[7] Known from R. Benjamin of Tudela. Modern commentators have identified them with the Ghuze tribe of the Seldjuk hordes, but admit to some wonderment at why R. Benjamin should brand them Zephyrrites, as the Ghuzes were good Ishmaelites.

[8] “And when this evil wind blows which drives them into the Sea of Nikpa, they wrap themselves up in the skins, which they make waterproof, and, armed with knives, plunge into the sea. A great bird called the griffin spies them out, and in the belief that the sailor is an animal, the griffin seizes hold of him, brings him to dry land, and puts him down on a mountain or in a hollow in order to devour him. The man then quickly thrusts at the bird with a knife and slays him. Then the man issues forth from the skin and walks till he comes to an inhabited place. And in this manner many a man escapes.”

Yet another possible borrowing from R. Benjamin, or from Necronomical concepts such as “Night-gaunts” or “Shantak-birds”.

[9] Possibly derived from the Persian word for “Lame”, used as a nick-name for the ruler Timur (“Iron”), who made Sarmokand-also associated with Leng-his capital city.

A slightly less obvious origin is the Tibethan plateau-home of King Gesar

 

^ 4 Comments...

  1. Dumb post

    “Post”, of course, is the Danish word for mail, in effect snailmail (the Dane word for E-mail, as it happens, is “mail”). The Latinate latencies of the word do not require further comment.

    “Dumb”, on the other hand, is English, more specifically nautical English, in its sense of “not (being) self-propelled”. Of course, confusion with the Gothic “dumbs” (mute, silent), may, as Larry noted, very much confuse matters.

  2. Martin

    The photo of “bejeweled Sarnath”, where is that really from?

  3. lovecraf

    I will forward your question to the author

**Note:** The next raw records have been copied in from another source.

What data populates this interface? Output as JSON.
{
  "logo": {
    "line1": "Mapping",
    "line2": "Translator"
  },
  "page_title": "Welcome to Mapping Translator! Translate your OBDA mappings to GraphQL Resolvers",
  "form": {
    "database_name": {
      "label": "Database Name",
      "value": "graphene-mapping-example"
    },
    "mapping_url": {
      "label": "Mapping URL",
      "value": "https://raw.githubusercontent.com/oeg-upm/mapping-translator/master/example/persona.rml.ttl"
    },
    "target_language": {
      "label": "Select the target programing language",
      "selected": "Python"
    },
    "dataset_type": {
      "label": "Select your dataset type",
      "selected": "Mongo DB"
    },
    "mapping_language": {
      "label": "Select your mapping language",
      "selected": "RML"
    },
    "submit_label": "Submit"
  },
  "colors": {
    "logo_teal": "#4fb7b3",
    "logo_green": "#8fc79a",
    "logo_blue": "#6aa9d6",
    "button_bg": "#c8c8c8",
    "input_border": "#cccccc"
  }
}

  4. Dumb post

    @Martin:
    Why, they are a photograph of the real ruins of Sarnath
    http://en.wikipedia.org/wiki/Sarnath